- EXERCISE OBJECTIVE -
Copy out each line below exactly as written.

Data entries

--- START ---

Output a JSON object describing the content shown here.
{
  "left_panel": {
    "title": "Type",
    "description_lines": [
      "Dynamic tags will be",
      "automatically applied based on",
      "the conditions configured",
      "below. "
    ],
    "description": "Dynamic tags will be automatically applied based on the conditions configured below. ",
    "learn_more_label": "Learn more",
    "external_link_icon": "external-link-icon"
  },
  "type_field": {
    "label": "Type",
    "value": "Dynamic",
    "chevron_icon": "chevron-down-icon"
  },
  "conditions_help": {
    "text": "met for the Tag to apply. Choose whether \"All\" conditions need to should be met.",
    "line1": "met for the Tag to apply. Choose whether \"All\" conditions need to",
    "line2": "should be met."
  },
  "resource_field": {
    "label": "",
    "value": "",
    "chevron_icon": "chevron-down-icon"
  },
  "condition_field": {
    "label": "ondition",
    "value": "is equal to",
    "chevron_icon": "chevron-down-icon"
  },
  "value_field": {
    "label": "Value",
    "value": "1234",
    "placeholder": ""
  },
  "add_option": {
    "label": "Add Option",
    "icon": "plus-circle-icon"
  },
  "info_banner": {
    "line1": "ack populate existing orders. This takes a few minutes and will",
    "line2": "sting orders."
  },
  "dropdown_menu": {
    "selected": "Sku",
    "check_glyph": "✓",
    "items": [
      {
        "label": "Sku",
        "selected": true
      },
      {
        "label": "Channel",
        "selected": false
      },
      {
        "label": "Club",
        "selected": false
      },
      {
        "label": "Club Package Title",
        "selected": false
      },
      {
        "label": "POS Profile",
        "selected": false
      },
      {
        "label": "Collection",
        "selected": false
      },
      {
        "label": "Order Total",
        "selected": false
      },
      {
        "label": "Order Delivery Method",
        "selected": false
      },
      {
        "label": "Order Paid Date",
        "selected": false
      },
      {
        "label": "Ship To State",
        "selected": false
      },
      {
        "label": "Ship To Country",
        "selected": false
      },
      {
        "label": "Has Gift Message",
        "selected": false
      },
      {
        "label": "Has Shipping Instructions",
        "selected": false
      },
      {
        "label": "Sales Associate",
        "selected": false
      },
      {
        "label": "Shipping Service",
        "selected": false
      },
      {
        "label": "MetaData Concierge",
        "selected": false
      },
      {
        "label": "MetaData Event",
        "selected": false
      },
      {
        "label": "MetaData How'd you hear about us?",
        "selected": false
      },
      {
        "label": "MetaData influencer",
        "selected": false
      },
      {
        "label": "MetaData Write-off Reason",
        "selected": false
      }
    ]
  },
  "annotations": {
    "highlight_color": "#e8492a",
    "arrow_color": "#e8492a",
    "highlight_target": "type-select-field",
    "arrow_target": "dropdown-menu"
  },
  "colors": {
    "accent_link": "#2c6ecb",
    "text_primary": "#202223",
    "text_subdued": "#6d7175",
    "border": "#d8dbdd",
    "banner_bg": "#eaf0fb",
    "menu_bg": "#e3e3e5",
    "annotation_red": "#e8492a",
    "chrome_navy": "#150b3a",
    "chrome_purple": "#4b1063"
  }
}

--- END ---

- OUTPUT OF THE TASK -
Output a JSON object describing the content shown here.
{
  "left_panel": {
    "title": "Type",
    "description_lines": [
      "Dynamic tags will be",
      "automatically applied based on",
      "the conditions configured",
      "below. "
    ],
    "description": "Dynamic tags will be automatically applied based on the conditions configured below. ",
    "learn_more_label": "Learn more",
    "external_link_icon": "external-link-icon"
  },
  "type_field": {
    "label": "Type",
    "value": "Dynamic",
    "chevron_icon": "chevron-down-icon"
  },
  "conditions_help": {
    "text": "met for the Tag to apply. Choose whether \"All\" conditions need to should be met.",
    "line1": "met for the Tag to apply. Choose whether \"All\" conditions need to",
    "line2": "should be met."
  },
  "resource_field": {
    "label": "",
    "value": "",
    "chevron_icon": "chevron-down-icon"
  },
  "condition_field": {
    "label": "ondition",
    "value": "is equal to",
    "chevron_icon": "chevron-down-icon"
  },
  "value_field": {
    "label": "Value",
    "value": "1234",
    "placeholder": ""
  },
  "add_option": {
    "label": "Add Option",
    "icon": "plus-circle-icon"
  },
  "info_banner": {
    "line1": "ack populate existing orders. This takes a few minutes and will",
    "line2": "sting orders."
  },
  "dropdown_menu": {
    "selected": "Sku",
    "check_glyph": "✓",
    "items": [
      {
        "label": "Sku",
        "selected": true
      },
      {
        "label": "Channel",
        "selected": false
      },
      {
        "label": "Club",
        "selected": false
      },
      {
        "label": "Club Package Title",
        "selected": false
      },
      {
        "label": "POS Profile",
        "selected": false
      },
      {
        "label": "Collection",
        "selected": false
      },
      {
        "label": "Order Total",
        "selected": false
      },
      {
        "label": "Order Delivery Method",
        "selected": false
      },
      {
        "label": "Order Paid Date",
        "selected": false
      },
      {
        "label": "Ship To State",
        "selected": false
      },
      {
        "label": "Ship To Country",
        "selected": false
      },
      {
        "label": "Has Gift Message",
        "selected": false
      },
      {
        "label": "Has Shipping Instructions",
        "selected": false
      },
      {
        "label": "Sales Associate",
        "selected": false
      },
      {
        "label": "Shipping Service",
        "selected": false
      },
      {
        "label": "MetaData Concierge",
        "selected": false
      },
      {
        "label": "MetaData Event",
        "selected": false
      },
      {
        "label": "MetaData How'd you hear about us?",
        "selected": false
      },
      {
        "label": "MetaData influencer",
        "selected": false
      },
      {
        "label": "MetaData Write-off Reason",
        "selected": false
      }
    ]
  },
  "annotations": {
    "highlight_color": "#e8492a",
    "arrow_color": "#e8492a",
    "highlight_target": "type-select-field",
    "arrow_target": "dropdown-menu"
  },
  "colors": {
    "accent_link": "#2c6ecb",
    "text_primary": "#202223",
    "text_subdued": "#6d7175",
    "border": "#d8dbdd",
    "banner_bg": "#eaf0fb",
    "menu_bg": "#e3e3e5",
    "annotation_red": "#e8492a",
    "chrome_navy": "#150b3a",
    "chrome_purple": "#4b1063"
  }
}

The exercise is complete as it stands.